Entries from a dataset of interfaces
########

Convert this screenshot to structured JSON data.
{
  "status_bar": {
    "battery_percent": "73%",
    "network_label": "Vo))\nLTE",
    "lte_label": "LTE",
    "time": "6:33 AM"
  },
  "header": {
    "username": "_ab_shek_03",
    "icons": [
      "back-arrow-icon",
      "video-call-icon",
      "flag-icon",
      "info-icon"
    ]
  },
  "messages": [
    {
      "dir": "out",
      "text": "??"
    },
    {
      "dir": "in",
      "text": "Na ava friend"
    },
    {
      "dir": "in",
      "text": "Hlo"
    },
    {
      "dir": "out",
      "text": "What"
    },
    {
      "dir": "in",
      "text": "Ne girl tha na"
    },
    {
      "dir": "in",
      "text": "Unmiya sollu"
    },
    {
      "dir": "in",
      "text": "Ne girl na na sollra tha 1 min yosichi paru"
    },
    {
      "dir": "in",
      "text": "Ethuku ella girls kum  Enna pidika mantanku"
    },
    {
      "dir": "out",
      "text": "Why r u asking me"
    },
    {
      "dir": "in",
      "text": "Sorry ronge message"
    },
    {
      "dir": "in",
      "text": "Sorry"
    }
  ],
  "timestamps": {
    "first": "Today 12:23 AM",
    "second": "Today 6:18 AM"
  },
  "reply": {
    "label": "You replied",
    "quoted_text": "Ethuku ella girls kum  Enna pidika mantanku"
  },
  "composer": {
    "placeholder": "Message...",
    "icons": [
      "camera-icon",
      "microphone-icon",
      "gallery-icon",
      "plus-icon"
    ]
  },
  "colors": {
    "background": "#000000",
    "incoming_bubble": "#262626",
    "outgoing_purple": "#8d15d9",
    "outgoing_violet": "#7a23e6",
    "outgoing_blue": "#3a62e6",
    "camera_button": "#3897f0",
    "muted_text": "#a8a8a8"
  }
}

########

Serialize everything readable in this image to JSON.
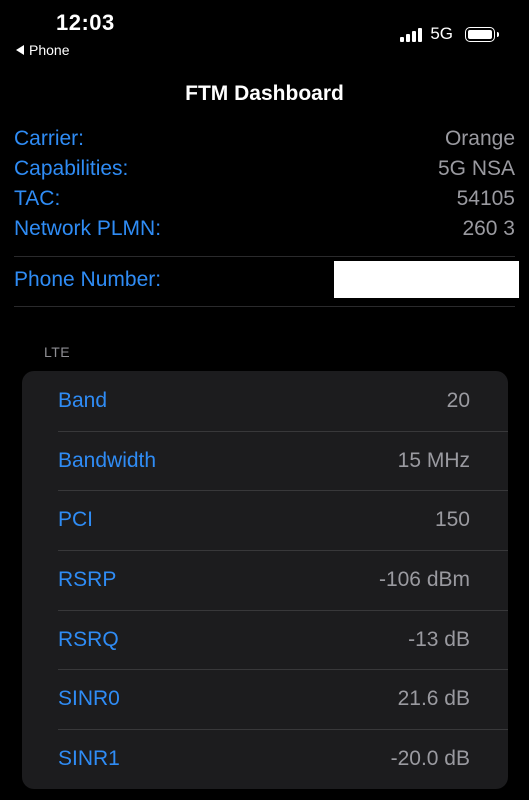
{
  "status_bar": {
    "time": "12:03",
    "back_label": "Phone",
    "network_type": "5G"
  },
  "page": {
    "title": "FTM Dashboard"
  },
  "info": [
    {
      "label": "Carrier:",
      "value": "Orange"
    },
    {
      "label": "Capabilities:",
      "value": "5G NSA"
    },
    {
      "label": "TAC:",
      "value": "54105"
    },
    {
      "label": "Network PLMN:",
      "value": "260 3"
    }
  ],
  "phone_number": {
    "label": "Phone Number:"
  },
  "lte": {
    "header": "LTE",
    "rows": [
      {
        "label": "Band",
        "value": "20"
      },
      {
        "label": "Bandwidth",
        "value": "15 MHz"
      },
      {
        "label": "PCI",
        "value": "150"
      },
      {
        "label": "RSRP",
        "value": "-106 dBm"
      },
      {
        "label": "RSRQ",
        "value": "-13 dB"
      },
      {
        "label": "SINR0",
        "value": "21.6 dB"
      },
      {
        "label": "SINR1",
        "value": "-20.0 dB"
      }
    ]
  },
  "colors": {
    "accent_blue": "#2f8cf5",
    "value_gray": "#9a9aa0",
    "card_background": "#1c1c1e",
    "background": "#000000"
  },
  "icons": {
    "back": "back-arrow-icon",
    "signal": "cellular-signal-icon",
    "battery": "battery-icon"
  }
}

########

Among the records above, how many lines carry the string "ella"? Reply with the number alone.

2